But she was insensitive and didn’t think about the moment. That is what teenagers do. She was traveling with her grandmother, at a historical place, and in a foreign country. She didn’t think. She clicked and sent.
For some reason, her tweet got retweeted enough until it was picked up on aggregators and the next thing you know she is a pariah threatened with death by internet morons, accused of hate by others, and celebrated as all that is wrong with America by Leonard Pitt Jr.’s Sunday morning commentary in the newspaper (click here for his commentary).
Do you think she was anti-Semitic? Let’s see, she was voluntarily touring Auschwitz. I assume she knew what it was and wanted to see it so she could internalize some historical awareness of the holocaust. I assume, likewise, that her grandmother who was with her helped her understand at least some of the significance of the genocide and atrocities. No, she is far less anti-Semitic than some of the commentators at major newspapers are regarding the current Israeli-Hamas conflict.
Can a human being always be dour? No, a person can’t.
Let me ask my readers if smiling selfies would be allowed at Pearl Harbor? How about Ground Zero in New York at the WTC? What about Wounded Knee in South Dakota? Hiroshima? Gettysburg? The Coliseum in Rome? All of these are where people were killed, either in large numbers or for racial or religious reasons.
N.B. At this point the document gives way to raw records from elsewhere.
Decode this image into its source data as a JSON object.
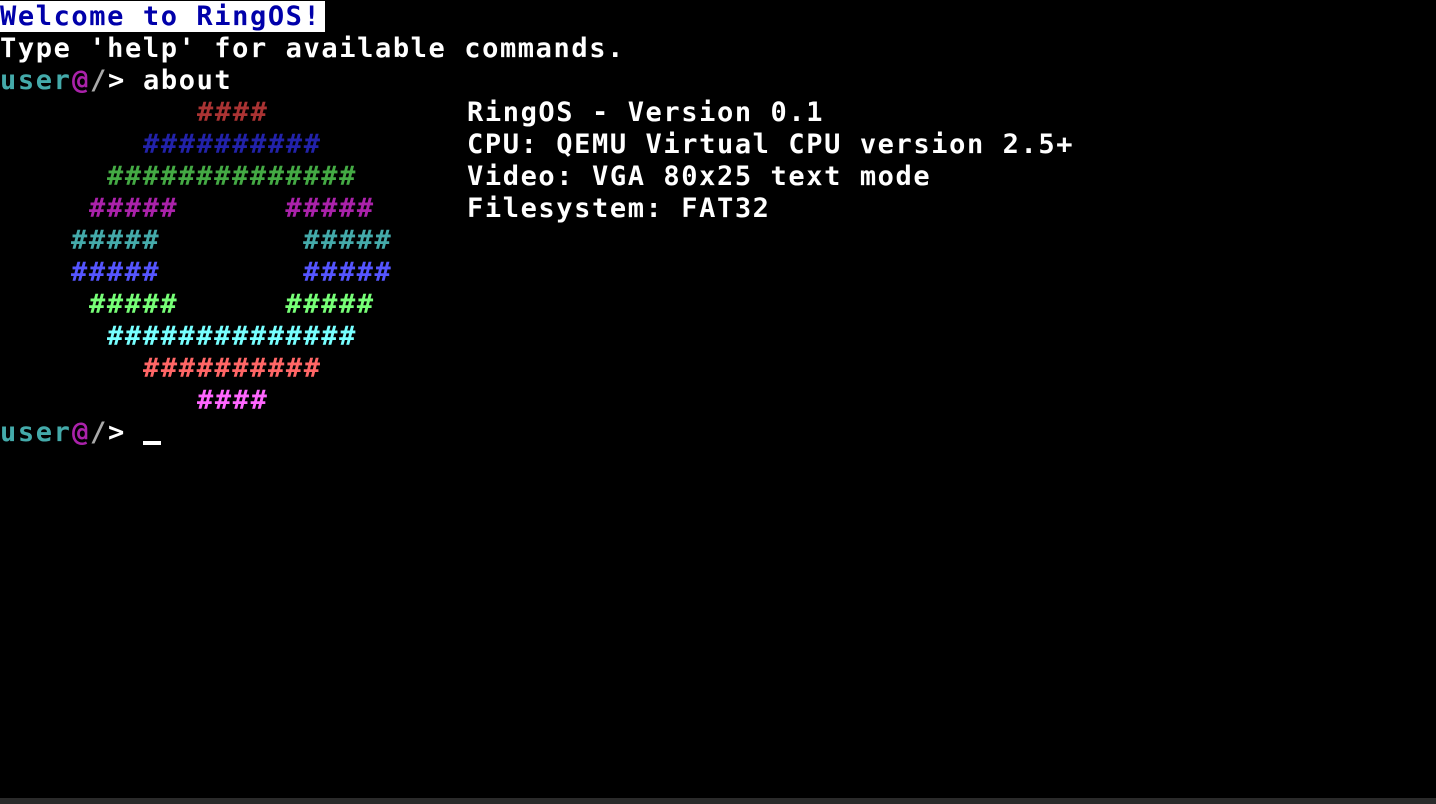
{
  "banner": "Welcome to RingOS!",
  "help_line": "Type 'help' for available commands.",
  "prompt": {
    "user": "user",
    "at": "@",
    "path": "/",
    "arrow": ">"
  },
  "command": "about",
  "logo": [
    {
      "text": "####",
      "color": "#aa3333"
    },
    {
      "text": "##########",
      "color": "#2222aa"
    },
    {
      "text": "##############",
      "color": "#44aa44"
    },
    {
      "text": "#####      #####",
      "color": "#aa22aa"
    },
    {
      "text": "#####        #####",
      "color": "#44aaaa"
    },
    {
      "text": "#####        #####",
      "color": "#5555ff"
    },
    {
      "text": "#####      #####",
      "color": "#77ff77"
    },
    {
      "text": "##############",
      "color": "#77ffff"
    },
    {
      "text": "##########",
      "color": "#ff6666"
    },
    {
      "text": "####",
      "color": "#ff66ff"
    }
  ],
  "info": [
    "RingOS - Version 0.1",
    "CPU: QEMU Virtual CPU version 2.5+",
    "Video: VGA 80x25 text mode",
    "Filesystem: FAT32"
  ],
  "colors": {
    "background": "#000000",
    "text": "#ffffff",
    "prompt_user": "#44aaaa",
    "prompt_at": "#aa22aa",
    "prompt_path": "#aaaaaa",
    "banner_bg": "#ffffff",
    "banner_fg": "#0000aa"
  }
}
Maybe some of the people who are angry at this girl are beginning to see why some people in the United States cringe whenever someone wears a Confederate Flag as a symbol of pride.
Let us remember that the historical difference between her birth and the events of World War II is greater than the events of my birth and the sinking of the Titanic or World War I. I also bet that wasn’t the only smiling selfie ever taken at Auschwitz.
Save your outrage for people who do real evil, like blow up folks with bombs or hurt little children.